_What you are asked to do_
Within this material, how many lines have the string "Schema" in them? The answer is a number, with nothing added.

[Supplied data Boundary: Start]

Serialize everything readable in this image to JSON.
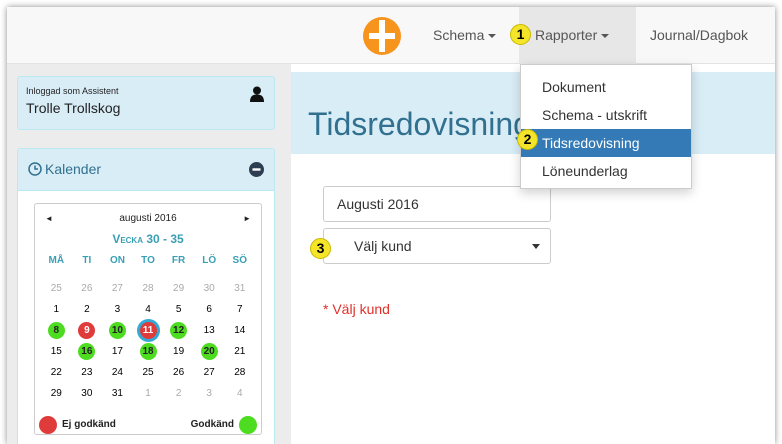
{
  "navbar": {
    "menu_items": [
      {
        "label": "Schema"
      },
      {
        "label": "Rapporter"
      },
      {
        "label": "Journal/Dagbok"
      }
    ]
  },
  "dropdown": {
    "items": [
      {
        "label": "Dokument"
      },
      {
        "label": "Schema - utskrift"
      },
      {
        "label": "Tidsredovisning",
        "active": true
      },
      {
        "label": "Löneunderlag"
      }
    ]
  },
  "markers": [
    "1",
    "2",
    "3"
  ],
  "user_panel": {
    "logged_in_label": "Inloggad som Assistent",
    "name": "Trolle Trollskog",
    "icon": "user-icon"
  },
  "calendar_panel": {
    "title": "Kalender",
    "month_label": "augusti 2016",
    "week_label": "Vecka 30 - 35",
    "weekdays": [
      "MÅ",
      "TI",
      "ON",
      "TO",
      "FR",
      "LÖ",
      "SÖ"
    ],
    "weeks": [
      [
        "25",
        "26",
        "27",
        "28",
        "29",
        "30",
        "31"
      ],
      [
        "1",
        "2",
        "3",
        "4",
        "5",
        "6",
        "7"
      ],
      [
        "8",
        "9",
        "10",
        "11",
        "12",
        "13",
        "14"
      ],
      [
        "15",
        "16",
        "17",
        "18",
        "19",
        "20",
        "21"
      ],
      [
        "22",
        "23",
        "24",
        "25",
        "26",
        "27",
        "28"
      ],
      [
        "29",
        "30",
        "31",
        "1",
        "2",
        "3",
        "4"
      ]
    ],
    "legend": {
      "not_approved": "Ej godkänd",
      "approved": "Godkänd"
    }
  },
  "main": {
    "page_title": "Tidsredovisning",
    "month_value": "Augusti 2016",
    "customer_select": "Välj kund",
    "validation_message": "* Välj kund"
  },
  "colors": {
    "accent": "#337ab7",
    "panel": "#d9edf7",
    "not_approved": "#e03b3b",
    "approved": "#4ddc1f",
    "error": "#e0302a",
    "marker": "#f4e52a"
  }
}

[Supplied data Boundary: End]

_Response box_
2